The accounting industry has long realized that the day would come where there would be a talent gap as one generation of professionals prepares to retire and a new one is ushered in. As such, firms have been working to increase their efforts to recruit top talent and lessen the gap. However, there still remains a gap between recruiting and retaining talent.
As accounting firms work to recruit and hire top talent, they also need to focus efforts on retaining the staff already in their firm. Recent ADP research found that 67 percent of professional services employees, including accounting professionals, are actively or passively seeking new jobs. That’s higher than the average across all industries. While passive job seekers are not actively looking for a new job, they will entertain recruiters that approach them, which could leave to them taking a new position. ADP found that passive job seekers make up 50 percent of the job force within professional services.

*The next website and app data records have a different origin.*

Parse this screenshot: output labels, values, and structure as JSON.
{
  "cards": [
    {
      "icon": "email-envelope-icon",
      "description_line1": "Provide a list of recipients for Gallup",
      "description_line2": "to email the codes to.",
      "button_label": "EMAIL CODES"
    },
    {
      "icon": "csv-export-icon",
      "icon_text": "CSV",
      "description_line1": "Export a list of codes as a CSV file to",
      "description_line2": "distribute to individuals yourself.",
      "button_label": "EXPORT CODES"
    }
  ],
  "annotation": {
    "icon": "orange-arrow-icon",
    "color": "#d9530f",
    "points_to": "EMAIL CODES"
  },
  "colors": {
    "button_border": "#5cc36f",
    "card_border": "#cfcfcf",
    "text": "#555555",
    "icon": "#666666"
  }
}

“The labor market is tightening. The talent pool is scarce and the rate of openings is growing faster than firms are hiring, which definitely creates a challenge in attracting and retaining talent. Accounting firms can’t just focus on attracting the talent. They also need to work on engaging and retaining the talent they have,” said Ahu Yildirmaz, co-head of ADP Research Institute.
As firms look to recruit, engage and retain talent, they will need to focus on five factors: flexibility, personal development, stability, freedom and meaningful work. They all essentially come down to providing a mix of the right technology and meaningful work. Ninety-five percent of employees believe they will be able to work from anywhere in the world. Accounting firms that want to attract and retain professionals need to update their expectations about where and how their staff work, as well as provide easy access to cloud and mobile solutions, so accountants can do their jobs with freedom. Employees are also looking for the meaning in their work. No matter the size of the firm, they want meaning in the job they do.

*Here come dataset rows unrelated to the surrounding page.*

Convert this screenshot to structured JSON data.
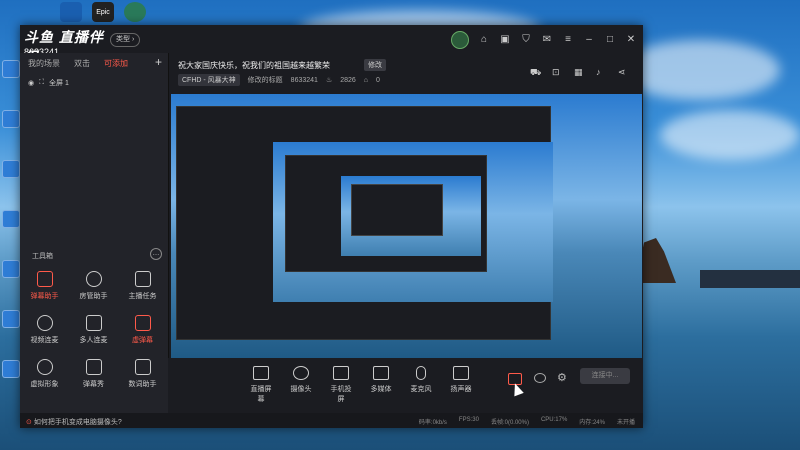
{
  "colors": {
    "accent": "#ff5a4a",
    "window_bg": "#1b1c21",
    "panel_bg": "#222329"
  },
  "app": {
    "logo": "斗鱼 直播伴侣",
    "room_id": "8633241",
    "type_button": "类型"
  },
  "titlebar_icons": [
    "avatar",
    "share-icon",
    "gift-icon",
    "shirt-icon",
    "mail-icon",
    "menu-icon",
    "minimize-icon",
    "maximize-icon",
    "close-icon"
  ],
  "left_panel": {
    "tabs": [
      "我的场景",
      "双击",
      "可添加"
    ],
    "scene": "全屏 1",
    "tools_title": "工具箱",
    "tools": [
      "弹幕助手",
      "房管助手",
      "主播任务",
      "视频连麦",
      "多人连麦",
      "虚弹幕",
      "虚拟形象",
      "弹幕秀",
      "数词助手"
    ]
  },
  "info": {
    "title": "祝大家国庆快乐，祝我们的祖国越来越繁荣",
    "edit": "修改",
    "category": "CFHD - 风暴大神",
    "category_edit": "修改的标题",
    "room": "8633241",
    "popularity": "2826",
    "followers": "0"
  },
  "bottom": {
    "items": [
      "直播屏幕",
      "摄像头",
      "手机投屏",
      "多媒体",
      "麦克风",
      "扬声器"
    ],
    "live_button": "连接中..."
  },
  "status": {
    "tip": "如何把手机变成电脑摄像头?",
    "stats": [
      "码率:0kb/s",
      "FPS:30",
      "丢帧:0(0.00%)",
      "CPU:17%",
      "内存:24%",
      "未开播"
    ]
  },
  "desktop": {
    "icons": [
      "Epic"
    ]
  }
}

Not surprisingly, the factors firms need to consider when recruiting talent are the same factors needed to retain talent. In fact, ADP found that 60 percent of employees have actually walked away from a job because it turned out to be different than they expected.
“Whatever you promised to attract the employee, you have to keep those promises if you wish to retain them.,” said Yildirmaz, who recently spoke at an AICPA conference on how the workforce is changing.

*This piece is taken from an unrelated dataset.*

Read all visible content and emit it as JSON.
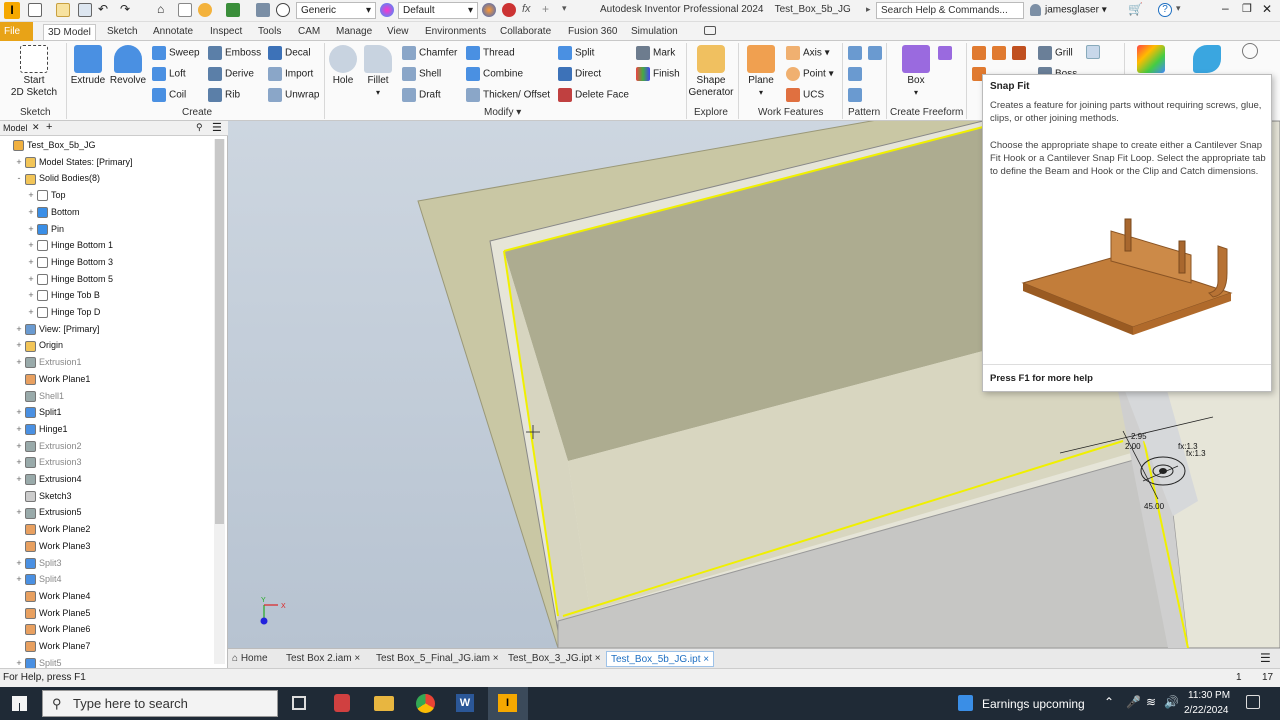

Job changeover is highest among younger professionals with 64 percent of employees aged 24 or younger switching jobs. The rate drops to 30 percent for professionals aged 25-34 and is even lower for those over 35 years of age, which also happens to contain those professionals nearing retirement. In the next 15 years, it is estimated that 75 percent of accountants will retire, making retention a hot button topic for firms concerned with knowledge transfer and succession.
“Millennials feel that in order for them to advance in their careers, they need to leave their current company and go to another job to get higher wages. However, we know it takes more than just wages to engage and retain talent,” said Yildirmaz. “It’s more important than ever for firms to focus on improving engagement and meaningful human connection and development if they want to retain their talent. Leaders have to be proactive in their efforts to create a sense of purpose between senior managers and employees that is driven from the top down.”